“One-fifth of the Canadian labour market is currently showing signs of skilled labour shortage,” said Tal, adding that in Alberta it would be higher. “The average unemployment rate of this pool of occupations is just over one per cent and their wages are now rising by an average annual rate of 3.9 per cent — more than double the rate seen in the economy as a whole.
“Overall employment in this group is rising by 2.1 per cent — much faster than the speed seen in the rest of the market, but obviously not fast enough to dent the labour market skill scarcity. In this context, the recently announced government plans to admit between 53,000 and 55,000 new Canadians in 2013 through an overhauled federal skilled worker program is a welcome development. However, it’s simply not large enough to turn things around. Ditto for the increased focus on apprenticeship as a possible solution to the chronic shortage in skilled trades. Despite recent program improvements, the number of certificates granted to apprentices is still a fraction of the overall size of the skilled trades labour pool.”
According to a recent survey commissioned by DeVry Institute of Technology, 86 per cent of Albertans believe that a shortage of technology workers would have a negative effect on Alberta’s overall labour market and economy. Such an impact could jeopardize the province’s employment rate, which continues to be highest in the country, said DeVry.
“We’re already starting to see the impact of a skilled IT worker shortage here in Alberta,” said Jonathan Nituch, vice-president of operations at Fortress Technology Planners. “Not enough Albertans are choosing Information Technology as a career path, which is leaving unfilled employment opportunities that are critical to economic growth.”

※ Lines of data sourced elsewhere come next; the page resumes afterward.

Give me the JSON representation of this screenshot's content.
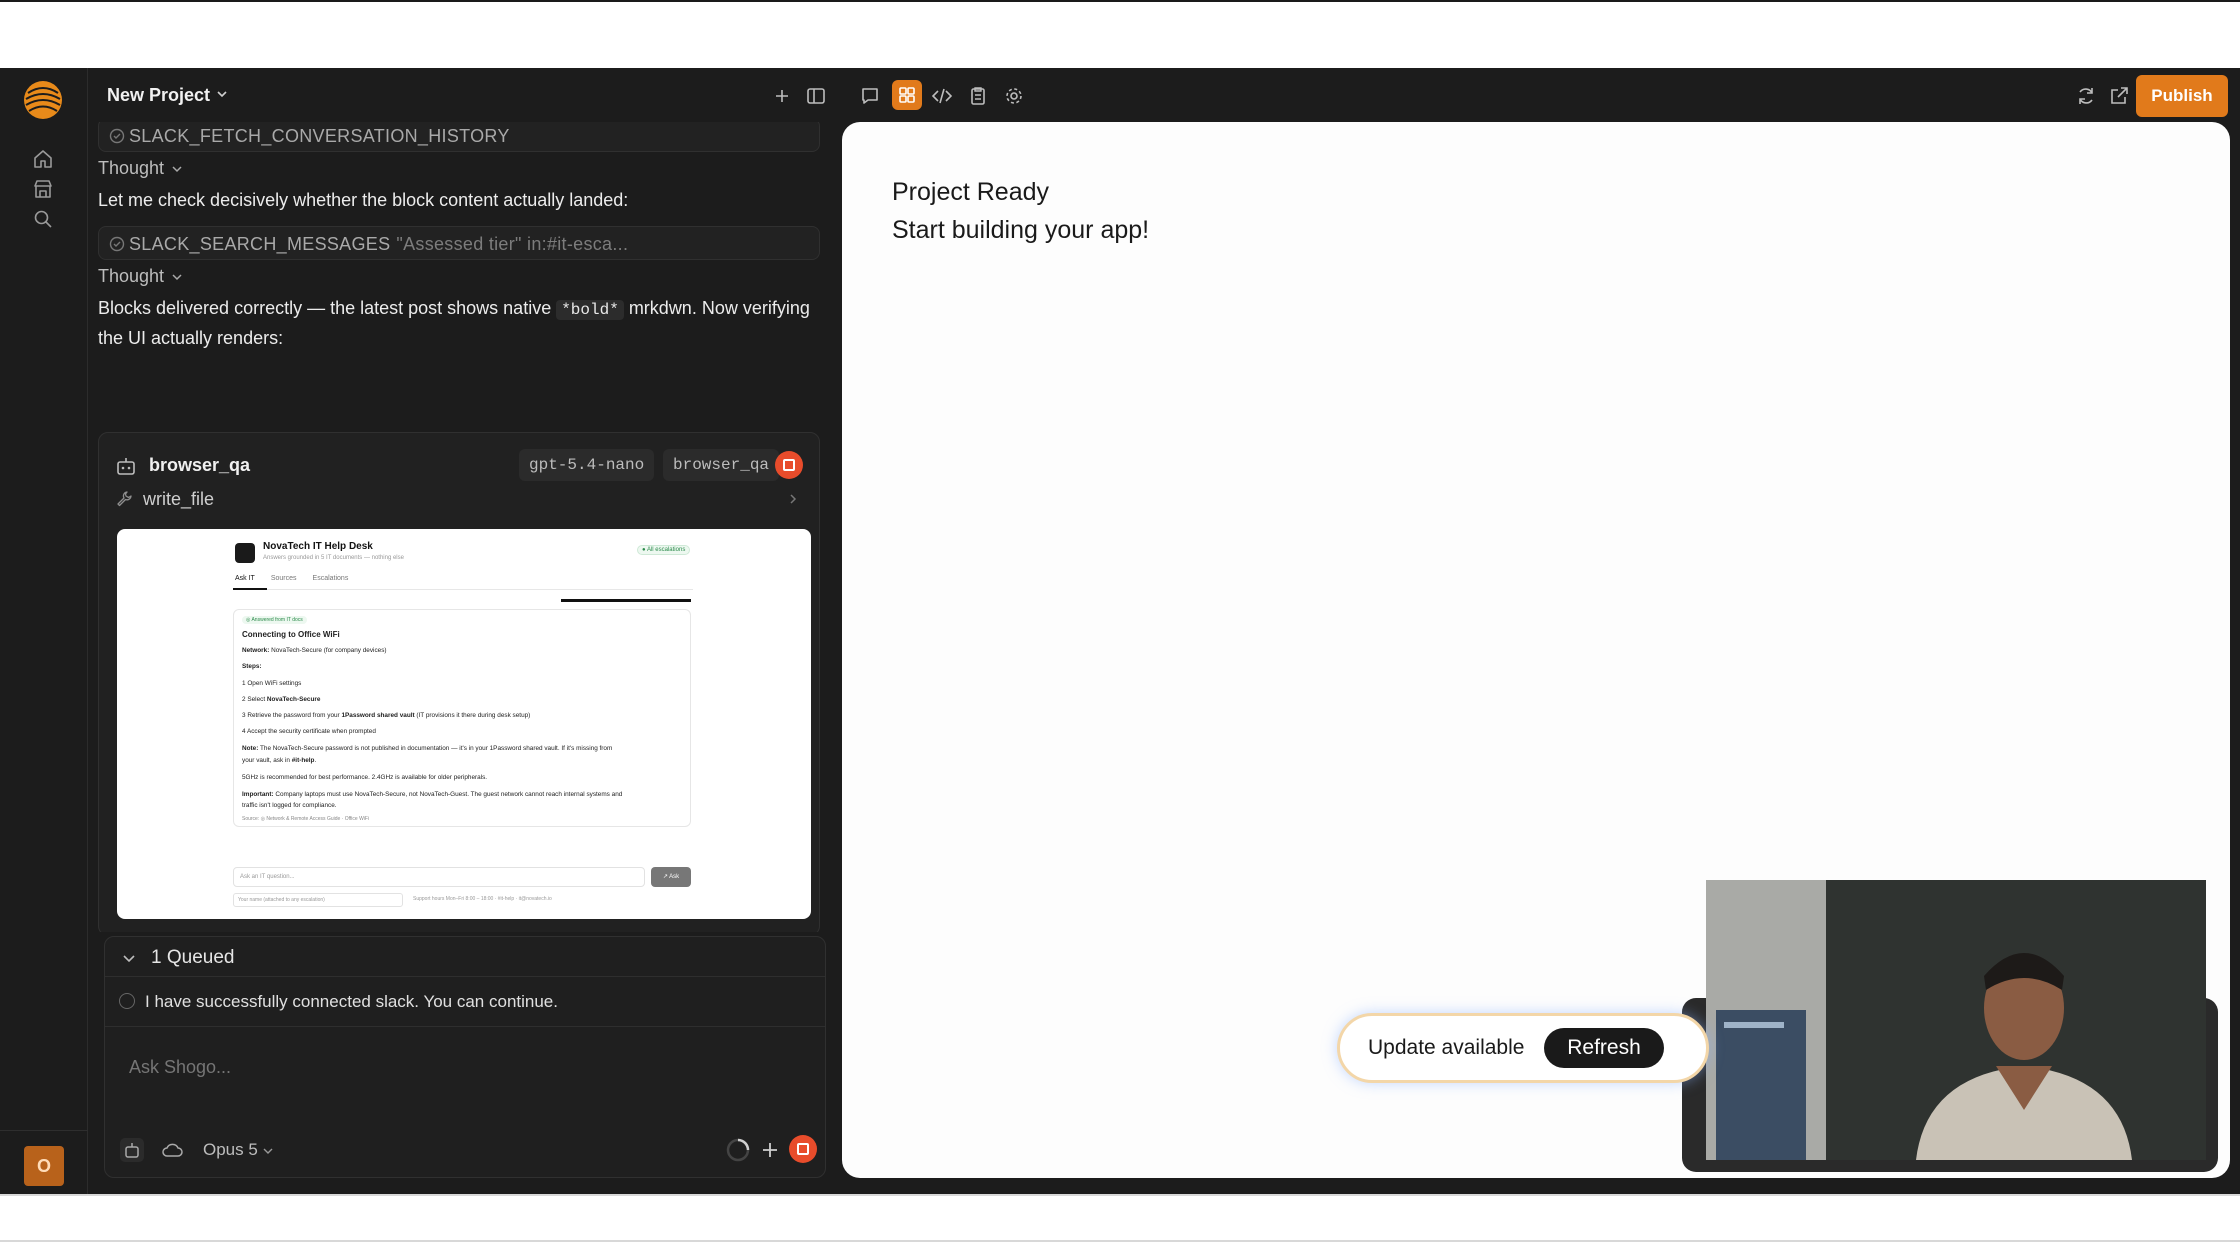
{
  "header": {
    "project_title": "New Project",
    "publish_label": "Publish"
  },
  "rail": {
    "avatar_initial": "O"
  },
  "messages": {
    "tool1": {
      "name": "SLACK_FETCH_CONVERSATION_HISTORY"
    },
    "thought1": "Thought",
    "text1": "Let me check decisively whether the block content actually landed:",
    "tool2": {
      "name": "SLACK_SEARCH_MESSAGES",
      "arg": "\"Assessed tier\" in:#it-esca..."
    },
    "thought2": "Thought",
    "text2_a": "Blocks delivered correctly — the latest post shows native ",
    "text2_code": "*bold*",
    "text2_b": " mrkdwn. Now verifying the UI actually renders:"
  },
  "agent_card": {
    "name": "browser_qa",
    "tag_model": "gpt-5.4-nano",
    "tag_agent": "browser_qa",
    "step": "write_file"
  },
  "screenshot": {
    "title": "NovaTech IT Help Desk",
    "subtitle": "Answers grounded in 5 IT documents — nothing else",
    "badge": "● All escalations",
    "tabs": [
      "Ask IT",
      "Sources",
      "Escalations"
    ],
    "answer_badge": "◎ Answered from IT docs",
    "heading": "Connecting to Office WiFi",
    "network_label": "Network:",
    "network_value": " NovaTech-Secure (for company devices)",
    "steps_label": "Steps:",
    "step1": "1   Open WiFi settings",
    "step2_a": "2   Select ",
    "step2_b": "NovaTech-Secure",
    "step3_a": "3   Retrieve the password from your ",
    "step3_b": "1Password shared vault",
    "step3_c": " (IT provisions it there during desk setup)",
    "step4": "4   Accept the security certificate when prompted",
    "note_label": "Note:",
    "note_text": " The NovaTech-Secure password is not published in documentation — it's in your 1Password shared vault. If it's missing from",
    "note_text2_a": "your vault, ask in ",
    "note_text2_b": "#it-help",
    "note_text2_c": ".",
    "band_text": "5GHz is recommended for best performance. 2.4GHz is available for older peripherals.",
    "important_label": "Important:",
    "important_text": " Company laptops must use NovaTech-Secure, not NovaTech-Guest. The guest network cannot reach internal systems and",
    "important_text2": "traffic isn't logged for compliance.",
    "source": "Source:  ◎ Network & Remote Access Guide · Office WiFi",
    "input_placeholder": "Ask an IT question...",
    "ask_label": "↗ Ask",
    "name_placeholder": "Your name (attached to any escalation)",
    "hours": "Support hours Mon–Fri 8:00 – 18:00 · #it-help · it@novatech.io"
  },
  "queue": {
    "title": "1 Queued",
    "item": "I have successfully connected slack. You can continue."
  },
  "composer": {
    "placeholder": "Ask Shogo...",
    "model": "Opus 5"
  },
  "preview": {
    "line1": "Project Ready",
    "line2": "Start building your app!"
  },
  "update": {
    "text": "Update available",
    "button": "Refresh"
  },
  "colors": {
    "accent": "#e17a1b",
    "stop": "#e84c2b",
    "panel_bg": "#1c1c1c",
    "preview_bg": "#fdfdfd"
  }
}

Recently, another report, from Hays, an international recruitment consultancy and Oxford Economics, said Canada is suffering from chronic skills shortages that will simultaneously drive up job vacancies and unemployment if left unchecked. But the report also said that Canada has the necessary framework to create the next generation of Canadian talent and successfully feed the candidate pipeline and bring down unemployment.
“The skills shortage is unfortunately a fact of life for many employers but Canada has the fundamentals in place to relieve the pressure in the medium term. Our path to success relies on our will to get it done,” said Rowan O’Grady, president of Hays Canada. “It will take genuine collaboration between business leaders, academics and the government to push for a change in how we collectively approach our labour challenges.”
DECEMBER 3, 2012